The recent Tara Oceans expedition across the polar regions was able to sample plastic concentrations throughout the Arctic. While much of the polar waters remain more or less free of debris — there’s still enough frozen ice to block the northward movement of the floating plastic — parts of the Greenland and Barents Seas had as many as hundreds of thousands of pieces per square kilometer.
Not that you could drop a net into the Arctic and expect to pull up an old Coke bottle — about 90 percent of the plastics are plankton-sized fragments, the result of slow degradation as the plastic floated north. That’s a bit higher than the percentage for the Pacific and Atlantic garbage patches, and quite a bit more than that of the garbage in the Mediterranean Sea, where the plastic travels shorter distances and so remains intact longer.
There’s no easy way to clean up all this plastic debris in the oceans, and it’s not like local conservation efforts by the Greenlanders and other Arctic inhabitants affected by the damage can do much. As the researchers point out, the only way to get any control over the amount of plastic in the Arctic is to reduce the amount of plastic waste at the source.
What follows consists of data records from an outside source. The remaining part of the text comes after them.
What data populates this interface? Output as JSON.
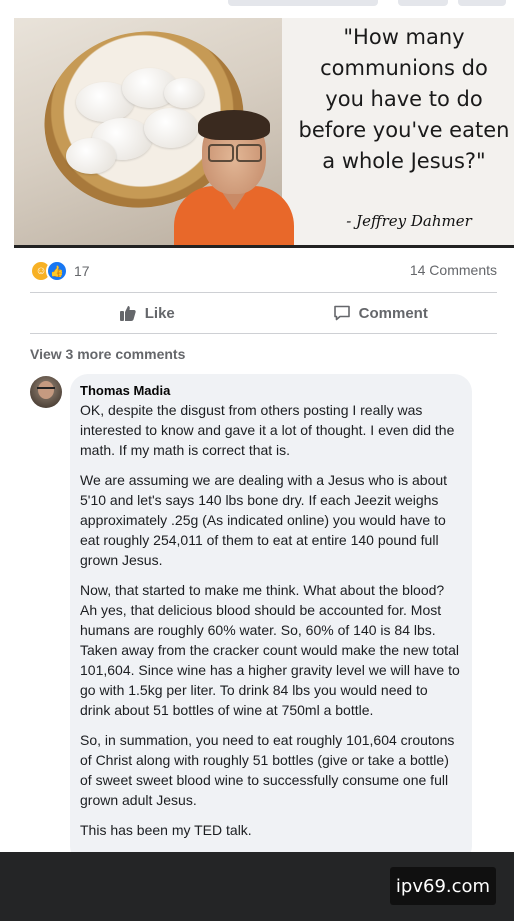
{
  "meme": {
    "quote": "\"How many communions do you have to do before you've eaten a whole Jesus?\"",
    "signature": "- Jeffrey Dahmer"
  },
  "post": {
    "reaction_count": "17",
    "comment_count": "14 Comments",
    "like_label": "Like",
    "comment_label": "Comment",
    "view_more": "View 3 more comments"
  },
  "comment": {
    "author": "Thomas Madia",
    "paragraphs": [
      "OK, despite the disgust from others posting I really was interested to know and gave it a lot of thought. I even did the math. If my math is correct that is.",
      "We are assuming we are dealing with a Jesus who is about 5'10 and let's says 140 lbs bone dry. If each Jeezit weighs approximately .25g (As indicated online) you would have to eat roughly 254,011 of them to eat at entire 140 pound full grown Jesus.",
      "Now, that started to make me think. What about the blood? Ah yes, that delicious blood should be accounted for. Most humans are roughly 60% water. So, 60% of 140 is 84 lbs. Taken away from the cracker count would make the new total 101,604. Since wine has a higher gravity level we will have to go with 1.5kg per liter. To drink 84 lbs you would need to drink about 51 bottles of wine at 750ml a bottle.",
      "So, in summation, you need to eat roughly 101,604 croutons of Christ along with roughly 51 bottles (give or take a bottle) of sweet sweet blood wine to successfully consume one full grown adult Jesus.",
      "This has been my TED talk."
    ]
  },
  "watermark": "ipv69.com",
  "colors": {
    "haha": "#f7b125",
    "like": "#1877f2",
    "bubble": "#f0f2f5",
    "bottom_bar": "#242526"
  }
}
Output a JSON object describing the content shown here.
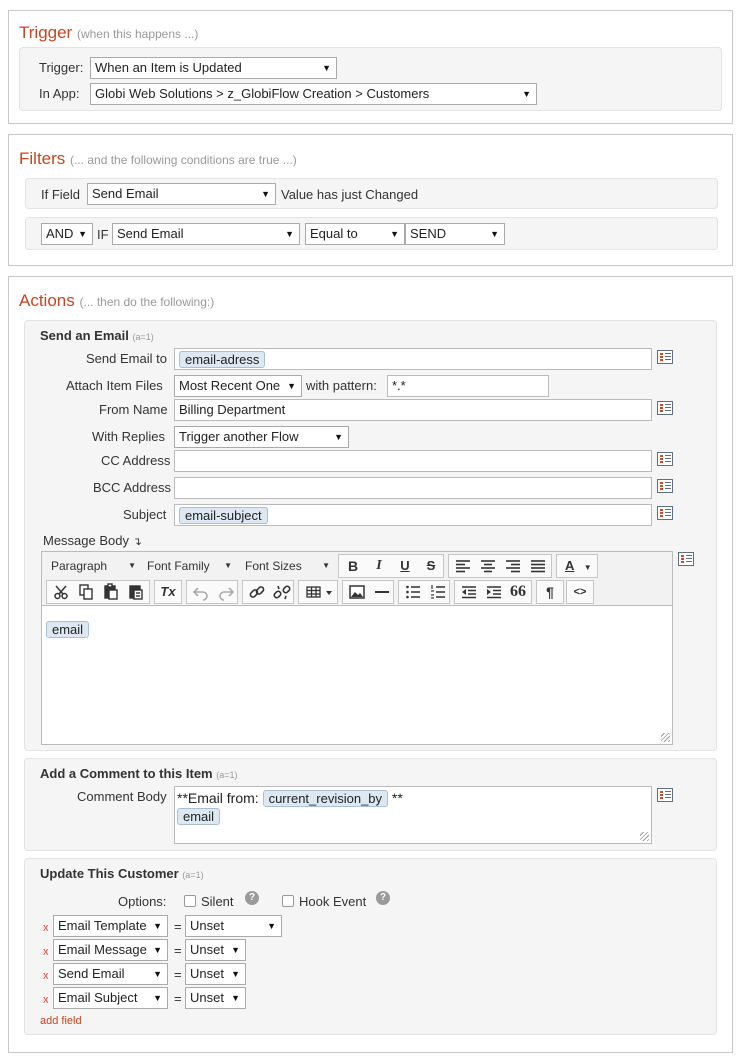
{
  "trigger": {
    "title": "Trigger",
    "subtitle": "(when this happens ...)",
    "trigger_label": "Trigger:",
    "trigger_value": "When an Item is Updated",
    "app_label": "In App:",
    "app_value": "Globi Web Solutions > z_GlobiFlow Creation > Customers"
  },
  "filters": {
    "title": "Filters",
    "subtitle": "(... and the following conditions are true ...)",
    "if_field_label": "If Field",
    "field_value": "Send Email",
    "changed_text": "Value has just Changed",
    "op_value": "AND",
    "if_label": "IF",
    "cond_field": "Send Email",
    "cond_op": "Equal to",
    "cond_value": "SEND"
  },
  "actions": {
    "title": "Actions",
    "subtitle": "(... then do the following:)",
    "send_email": {
      "title": "Send an Email",
      "note": "(a=1)",
      "to_label": "Send Email to",
      "to_token": "email-adress",
      "attach_label": "Attach Item Files",
      "attach_value": "Most Recent One",
      "pattern_label": "with pattern:",
      "pattern_value": "*.*",
      "from_label": "From Name",
      "from_value": "Billing Department",
      "replies_label": "With Replies",
      "replies_value": "Trigger another Flow",
      "cc_label": "CC Address",
      "bcc_label": "BCC Address",
      "subject_label": "Subject",
      "subject_token": "email-subject",
      "body_label": "Message Body",
      "body_arrow": "↴",
      "body_token": "email",
      "toolbar": {
        "paragraph": "Paragraph",
        "font_family": "Font Family",
        "font_sizes": "Font Sizes",
        "bold": "B",
        "italic": "I",
        "underline": "U",
        "strike": "S",
        "font_color": "A",
        "clear_format": "Tx",
        "blockquote": "66",
        "pilcrow": "¶",
        "code": "<>"
      }
    },
    "comment": {
      "title": "Add a Comment to this Item",
      "note": "(a=1)",
      "label": "Comment Body",
      "prefix": "**Email from:",
      "token1": "current_revision_by",
      "suffix": "**",
      "token2": "email"
    },
    "update": {
      "title": "Update This Customer",
      "note": "(a=1)",
      "options_label": "Options:",
      "silent_label": "Silent",
      "hook_label": "Hook Event",
      "help": "?",
      "remove": "x",
      "equals": "=",
      "rows": [
        {
          "field": "Email Template",
          "value": "Unset"
        },
        {
          "field": "Email Message",
          "value": "Unset"
        },
        {
          "field": "Send Email",
          "value": "Unset"
        },
        {
          "field": "Email Subject",
          "value": "Unset"
        }
      ],
      "add_field": "add field"
    }
  }
}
The source, in this case, could well be the entire human population, albeit with a special emphasis on the wealthy nations of the North Atlantic that lie south of the affected Arctic waters.